“A rise in cyber attacks against doctors and hospitals is costing the U.S. health-care system $6 billion a year as organized criminals who once targeted retailers and financial firms increasingly go after medical records, security researchers say.

Criminal attacks against health-care providers have more than doubled in the past five years, with the average data breach costing a hospital $2.1 million, according to a study today from the Ponemon Institute, a security research and consulting firm.

Medical records, which often contain Social Security numbers, insurance IDs, addresses and medical details, sell for as much as 20 times the price of a stolen credit-card number, according to Dell SecureWorks.

The numbers this year are already in excess of last year’s, after hackers accessed almost 80 million records from Anthem and 11 million from the health insurer Premera Blue Cross.

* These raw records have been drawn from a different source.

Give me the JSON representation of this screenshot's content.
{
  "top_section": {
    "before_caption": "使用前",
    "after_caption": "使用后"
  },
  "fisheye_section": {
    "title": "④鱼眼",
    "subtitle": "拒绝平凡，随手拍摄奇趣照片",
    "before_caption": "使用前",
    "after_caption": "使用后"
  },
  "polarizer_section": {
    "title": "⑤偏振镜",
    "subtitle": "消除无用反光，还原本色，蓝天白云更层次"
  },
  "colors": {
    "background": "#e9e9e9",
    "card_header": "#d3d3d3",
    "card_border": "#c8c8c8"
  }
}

Data is resold on private forums that specialize in selling stolen credit cards or Social Security numbers, or on the dark web, where users’ identities are hidden and transactions are done anonymously in Bitcoins, said Patrick Peterson, chief executive officer of data security firm Agari Data Inc.”

Senetas high assurance security comments

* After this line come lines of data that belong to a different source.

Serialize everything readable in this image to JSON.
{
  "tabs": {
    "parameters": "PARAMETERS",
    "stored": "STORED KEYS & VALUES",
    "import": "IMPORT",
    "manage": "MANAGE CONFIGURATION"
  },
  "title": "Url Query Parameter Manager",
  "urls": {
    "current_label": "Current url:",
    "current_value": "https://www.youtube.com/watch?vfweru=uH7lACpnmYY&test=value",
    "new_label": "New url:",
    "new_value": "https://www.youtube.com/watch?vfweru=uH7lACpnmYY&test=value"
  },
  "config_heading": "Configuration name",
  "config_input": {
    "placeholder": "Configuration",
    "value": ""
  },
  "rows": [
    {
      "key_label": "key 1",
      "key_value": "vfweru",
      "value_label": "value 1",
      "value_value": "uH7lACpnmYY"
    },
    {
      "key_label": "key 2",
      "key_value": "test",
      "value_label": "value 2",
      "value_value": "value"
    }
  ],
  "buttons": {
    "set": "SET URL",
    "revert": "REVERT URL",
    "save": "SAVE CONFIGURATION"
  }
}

The Ponemon Institute, Trend Micro Inc. and Dell SecureWorks comments highlight the very serious cyber-crime threats posed by criminal organisations that possess the creativity and opportunistic behaviour of some of the world’s cleverest businesses.

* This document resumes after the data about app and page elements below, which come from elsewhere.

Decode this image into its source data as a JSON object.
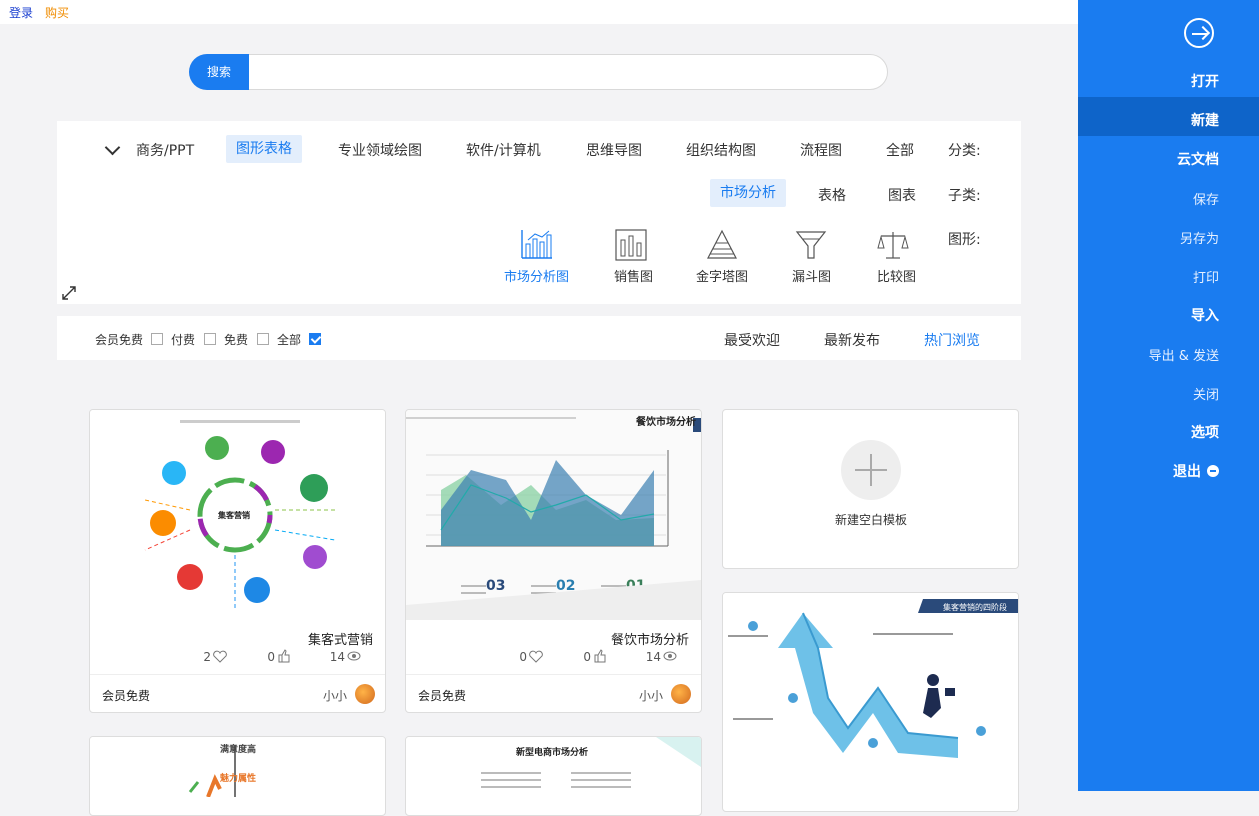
{
  "topbar": {
    "login": "登录",
    "buy": "购买"
  },
  "search": {
    "button": "搜索",
    "placeholder": "",
    "value": ""
  },
  "sidebar": {
    "items": [
      {
        "label": "打开"
      },
      {
        "label": "新建"
      },
      {
        "label": "云文档"
      },
      {
        "label": "保存"
      },
      {
        "label": "另存为"
      },
      {
        "label": "打印"
      },
      {
        "label": "导入"
      },
      {
        "label": "导出 & 发送"
      },
      {
        "label": "关闭"
      },
      {
        "label": "选项"
      },
      {
        "label": "退出"
      }
    ]
  },
  "filters": {
    "category_label": "分类:",
    "categories": [
      "全部",
      "流程图",
      "组织结构图",
      "思维导图",
      "软件/计算机",
      "专业领域绘图",
      "图形表格",
      "商务/PPT"
    ],
    "active_category": "图形表格",
    "subcategory_label": "子类:",
    "subcategories": [
      "图表",
      "表格",
      "市场分析"
    ],
    "active_subcategory": "市场分析",
    "shape_label": "图形:",
    "shapes": [
      {
        "label": "比较图",
        "icon": "scale-icon"
      },
      {
        "label": "漏斗图",
        "icon": "funnel-icon"
      },
      {
        "label": "金字塔图",
        "icon": "pyramid-icon"
      },
      {
        "label": "销售图",
        "icon": "bar-chart-icon"
      },
      {
        "label": "市场分析图",
        "icon": "market-chart-icon"
      }
    ],
    "active_shape": "市场分析图"
  },
  "sort": {
    "tabs": [
      "热门浏览",
      "最新发布",
      "最受欢迎"
    ],
    "active_tab": "热门浏览",
    "price_filters": [
      {
        "label": "全部",
        "checked": true
      },
      {
        "label": "免费",
        "checked": false
      },
      {
        "label": "付费",
        "checked": false
      },
      {
        "label": "会员免费",
        "checked": false
      }
    ]
  },
  "cards": {
    "new_blank": "新建空白模板",
    "items": [
      {
        "title": "餐饮市场分析",
        "views": "14",
        "likes": "0",
        "favorites": "0",
        "author": "小小",
        "price": "会员免费",
        "thumb_title": "餐饮市场分析",
        "sections": [
          "01",
          "02",
          "03"
        ]
      },
      {
        "title": "集客式营销",
        "views": "14",
        "likes": "0",
        "favorites": "2",
        "author": "小小",
        "price": "会员免费",
        "thumb_center": "集客营销"
      },
      {
        "title": "",
        "thumb_title": "集客营销的四阶段"
      },
      {
        "title": "",
        "thumb_title": "新型电商市场分析"
      },
      {
        "title": "",
        "thumb_title": "满意度高",
        "thumb_sub": "魅力属性"
      }
    ]
  },
  "colors": {
    "accent": "#1a7cf0",
    "sidebar_active": "#0e64c9",
    "buy": "#f08c00"
  }
}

Motivated by ‘rich pickings’ where data includes highly valuable information such as tax, identification, bank account, social security and other data; these criminals develop the tools to obtain millions (if not billions) of records. That’s obvious.

A study, by Perimeter CTO Kevin Prince, highlights the top 5 industry verticals targeted by cyber-criminals and why.

Less obvious to too many organisations today is the fact that logically, all forms of security involve catch up. While police rarely prevent crime (mostly attempt to solve crime), most information security technologies continue to attempt to prevent and identify successful data breaches.

Importantly, from risk management and security due-diligence perspectives, all organisations must identify and robustly encrypt sensitive and valuable data. Robust encryption is the only information security tool that protects against a successful breach – by ensuring the data is meaningless to cyber-criminals.

Read the full article at Bloomberg Business